Beyond Kid Rock





Students and faculty at Detroit Mercy can get passionate about Detroit music.

The Detroit area lays claim to musical giants like Queen of Soul Aretha Franklin; Motown stars Diana Ross and Smokey Robinson; rockers Bob Seger, Jack White and Kid Rock;  rappers Eminem and Big Sean; and many, many more.

But the region also is producing new artists everyday.

Jonathan Zhu, a senior DMS major, feels it is important to check out new bands and sounds. He uses SoundCloud.

G-Rex from Detroit is a local electronic music producer that Zhu recommends. He also likes The Sneeks from Lansing and Primitiv Parts from Hamtramck.
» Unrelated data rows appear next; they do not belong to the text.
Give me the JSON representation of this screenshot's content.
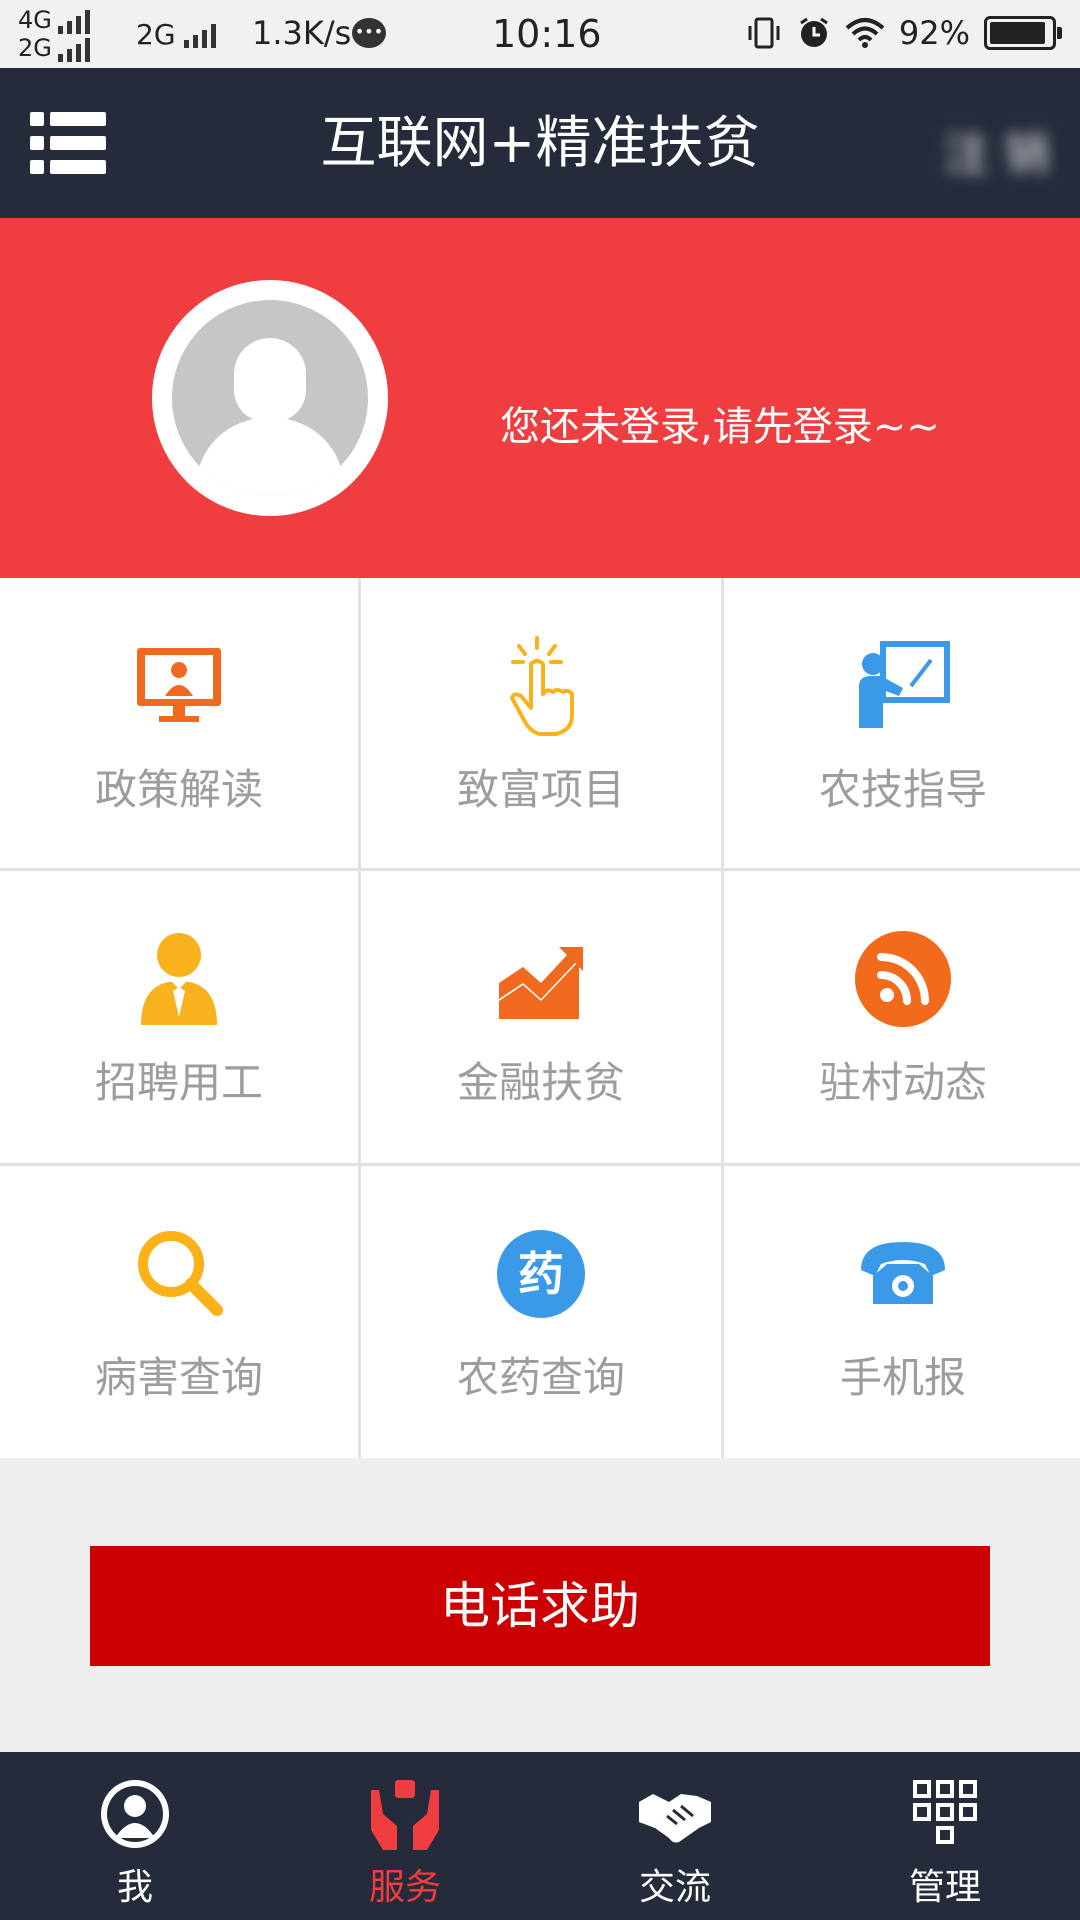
{
  "status_bar": {
    "net_top": "4G",
    "net_bottom": "2G",
    "net2": "2G",
    "speed": "1.3K/s",
    "time": "10:16",
    "battery": "92%",
    "battery_level": 0.92
  },
  "header": {
    "title": "互联网+精准扶贫",
    "right_label": "注 销"
  },
  "profile": {
    "login_hint": "您还未登录,请先登录~~"
  },
  "services": [
    {
      "label": "政策解读",
      "icon": "monitor-person-icon"
    },
    {
      "label": "致富项目",
      "icon": "tap-hand-icon"
    },
    {
      "label": "农技指导",
      "icon": "teacher-board-icon"
    },
    {
      "label": "招聘用工",
      "icon": "person-tie-icon"
    },
    {
      "label": "金融扶贫",
      "icon": "trend-chart-icon"
    },
    {
      "label": "驻村动态",
      "icon": "rss-icon"
    },
    {
      "label": "病害查询",
      "icon": "search-icon"
    },
    {
      "label": "农药查询",
      "icon": "pesticide-icon"
    },
    {
      "label": "手机报",
      "icon": "phone-icon"
    }
  ],
  "pesticide_glyph": "药",
  "help_button": "电话求助",
  "tabs": [
    {
      "label": "我",
      "icon": "user-icon"
    },
    {
      "label": "服务",
      "icon": "service-hands-icon"
    },
    {
      "label": "交流",
      "icon": "handshake-icon"
    },
    {
      "label": "管理",
      "icon": "grid-icon"
    }
  ],
  "colors": {
    "header_bg": "#252b3a",
    "banner_bg": "#f03e40",
    "help_bg": "#cc0000",
    "active_tab": "#f03e40"
  }
}
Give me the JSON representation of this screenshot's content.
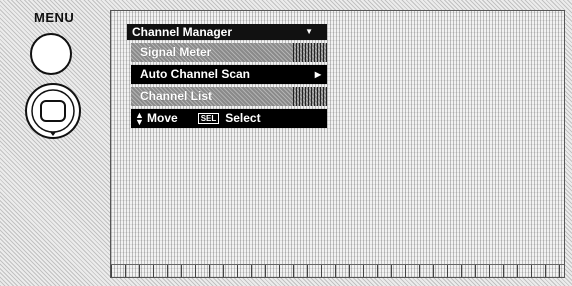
{
  "remote": {
    "menu_label": "MENU"
  },
  "osd": {
    "title": "Channel Manager",
    "items": [
      {
        "label": "Signal Meter",
        "state": "disabled"
      },
      {
        "label": "Auto Channel Scan",
        "state": "selected"
      },
      {
        "label": "Channel List",
        "state": "disabled"
      }
    ],
    "footer": {
      "move_label": "Move",
      "sel_key": "SEL",
      "select_label": "Select"
    }
  },
  "icons": [
    "menu-button-icon",
    "dpad-icon",
    "dropdown-arrow-icon",
    "submenu-arrow-icon",
    "up-down-arrows-icon"
  ],
  "colors": {
    "osd_background": "#000000",
    "osd_text": "#ffffff",
    "disabled_item": "#8a8a8a"
  }
}
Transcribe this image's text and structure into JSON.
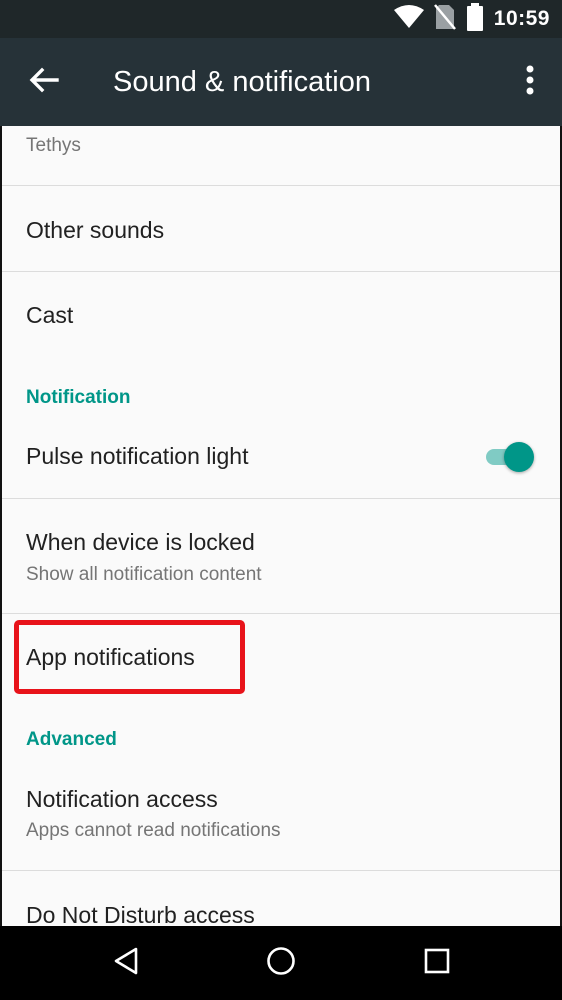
{
  "status_bar": {
    "time": "10:59",
    "battery_level": "96"
  },
  "app_bar": {
    "title": "Sound & notification"
  },
  "list": {
    "partial_item": {
      "summary": "Tethys"
    },
    "other_sounds": {
      "title": "Other sounds"
    },
    "cast": {
      "title": "Cast"
    },
    "notification_header": "Notification",
    "pulse_light": {
      "title": "Pulse notification light",
      "enabled": true
    },
    "device_locked": {
      "title": "When device is locked",
      "summary": "Show all notification content"
    },
    "app_notifications": {
      "title": "App notifications"
    },
    "advanced_header": "Advanced",
    "notification_access": {
      "title": "Notification access",
      "summary": "Apps cannot read notifications"
    },
    "dnd_access": {
      "title": "Do Not Disturb access"
    }
  },
  "colors": {
    "accent": "#009688",
    "app_bar": "#263238",
    "status_bar": "#1f2729",
    "highlight": "#e8131a"
  }
}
Eminem, one of the city’s famous products, has made ten number-one albums and won multiple Grammys.

He has supporters on campus

Paul Rogers, a CIS senior, feels Eminem could easily be misunderstood.

“Eminem is humorous,” said Rogers. “He may come across as homophobic and offensive, but he is just bringing attention to problems in our country.”

Radio stations do seem to focus on the same bands and songs, but one station has stepped out and designed a country music contest to recognize the country music scene in Michigan, naming the Nash Next 2017 regional winner as the Drew Hall Band.

Robert Schrah, also a CIS senior, recommends checking out Drew Hall Band, which has four albums and has opened for artists like Tim McGraw, Dierks Bentley and RaeLynn.

“He has a mix of rock and roll and country,” said Schrah. “Reminds me of the Zac Brown Band.”

Detroit female rapper DeJ Loaf grew up with the sounds of 2Pac and Miles Davis.

In 2013 she released her first mix tape. She has worked with many famous artists, including Eminem and Nicki Minaj.

Amber Auram, a freshman biology major, says DeJ Loaf has made her feel like everything is going to be okay.

She and her boyfriend consider “No Fear” to be their song.

“Things may get crazy,” Aurum said, “but as long as her boyfriend is near it will be good. Just like the lyrics say in her song.”

Kid Rock has been in the news lately, with his performance in the new Little Caesars Arena stirring controversy.

Melina Stojkovic, another freshman biology major, tries to look positively on his performance.

She attended one of his latest concerts with her dad, brother and sister. She said it was amazing.

“My dad got me onto him,” said Stojkovic. “If it wasn’t for my dad, I wouldn’t even know who Kid Rock was.”

Some professors at Detroit Mercy were eager to talk about Detroit’s musical heritage.

Rich Heide, an adjunct communications professor, has a passion for Detroit’s jazz culture.

He recommends students broaden their Detroit experience and listen to some local jazz and blues.

Vocalist Thornetta Davis can be found playing many gigs around Detroit, including Arts Beats And Eats. She is accessible and has a good following.

“One of her best songs is ‘Meet Me With Your Black Drawers On,’ ” said Heide. “It is a very sexy song.”

English professor Nicholas Rombes, an author of several music books, was wearing a T-shirt for 1970s punk band Black Flag on a recent day.

He noted that Detroit contributed to punk history.

He said that Iggy Pop was a “precursor to punk rock in the ’70s and to bands like The Ramones.”

Rombes also mentioned Destroy All Monsters, a punk band from Detroit, featuring female vocalist named Niagara.